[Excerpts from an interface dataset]
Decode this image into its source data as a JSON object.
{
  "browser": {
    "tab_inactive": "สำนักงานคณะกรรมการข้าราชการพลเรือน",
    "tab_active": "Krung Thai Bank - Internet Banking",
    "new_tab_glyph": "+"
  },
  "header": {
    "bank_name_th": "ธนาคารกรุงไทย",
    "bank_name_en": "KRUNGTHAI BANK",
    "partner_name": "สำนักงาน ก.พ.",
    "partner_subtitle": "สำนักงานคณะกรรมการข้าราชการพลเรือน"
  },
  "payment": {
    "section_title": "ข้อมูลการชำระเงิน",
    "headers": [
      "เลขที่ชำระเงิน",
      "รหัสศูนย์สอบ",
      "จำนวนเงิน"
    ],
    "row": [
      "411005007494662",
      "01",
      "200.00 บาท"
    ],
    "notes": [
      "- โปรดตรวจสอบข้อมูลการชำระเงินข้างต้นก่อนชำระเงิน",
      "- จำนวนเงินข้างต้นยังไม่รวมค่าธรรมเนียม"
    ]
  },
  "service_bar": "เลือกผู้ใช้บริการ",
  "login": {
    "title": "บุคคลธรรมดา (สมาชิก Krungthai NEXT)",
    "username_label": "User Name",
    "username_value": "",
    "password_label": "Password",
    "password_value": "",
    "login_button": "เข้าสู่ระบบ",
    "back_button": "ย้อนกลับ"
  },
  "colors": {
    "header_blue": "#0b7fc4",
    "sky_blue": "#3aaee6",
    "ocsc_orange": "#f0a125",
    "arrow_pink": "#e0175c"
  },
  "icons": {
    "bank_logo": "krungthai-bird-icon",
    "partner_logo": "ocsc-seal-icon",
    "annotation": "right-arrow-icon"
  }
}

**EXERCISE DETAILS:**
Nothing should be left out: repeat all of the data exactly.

**TASK SOLUTION:**
Decode this image into its source data as a JSON object.
{
  "browser": {
    "tab_inactive": "สำนักงานคณะกรรมการข้าราชการพลเรือน",
    "tab_active": "Krung Thai Bank - Internet Banking",
    "new_tab_glyph": "+"
  },
  "header": {
    "bank_name_th": "ธนาคารกรุงไทย",
    "bank_name_en": "KRUNGTHAI BANK",
    "partner_name": "สำนักงาน ก.พ.",
    "partner_subtitle": "สำนักงานคณะกรรมการข้าราชการพลเรือน"
  },
  "payment": {
    "section_title": "ข้อมูลการชำระเงิน",
    "headers": [
      "เลขที่ชำระเงิน",
      "รหัสศูนย์สอบ",
      "จำนวนเงิน"
    ],
    "row": [
      "411005007494662",
      "01",
      "200.00 บาท"
    ],
    "notes": [
      "- โปรดตรวจสอบข้อมูลการชำระเงินข้างต้นก่อนชำระเงิน",
      "- จำนวนเงินข้างต้นยังไม่รวมค่าธรรมเนียม"
    ]
  },
  "service_bar": "เลือกผู้ใช้บริการ",
  "login": {
    "title": "บุคคลธรรมดา (สมาชิก Krungthai NEXT)",
    "username_label": "User Name",
    "username_value": "",
    "password_label": "Password",
    "password_value": "",
    "login_button": "เข้าสู่ระบบ",
    "back_button": "ย้อนกลับ"
  },
  "colors": {
    "header_blue": "#0b7fc4",
    "sky_blue": "#3aaee6",
    "ocsc_orange": "#f0a125",
    "arrow_pink": "#e0175c"
  },
  "icons": {
    "bank_logo": "krungthai-bird-icon",
    "partner_logo": "ocsc-seal-icon",
    "annotation": "right-arrow-icon"
  }
}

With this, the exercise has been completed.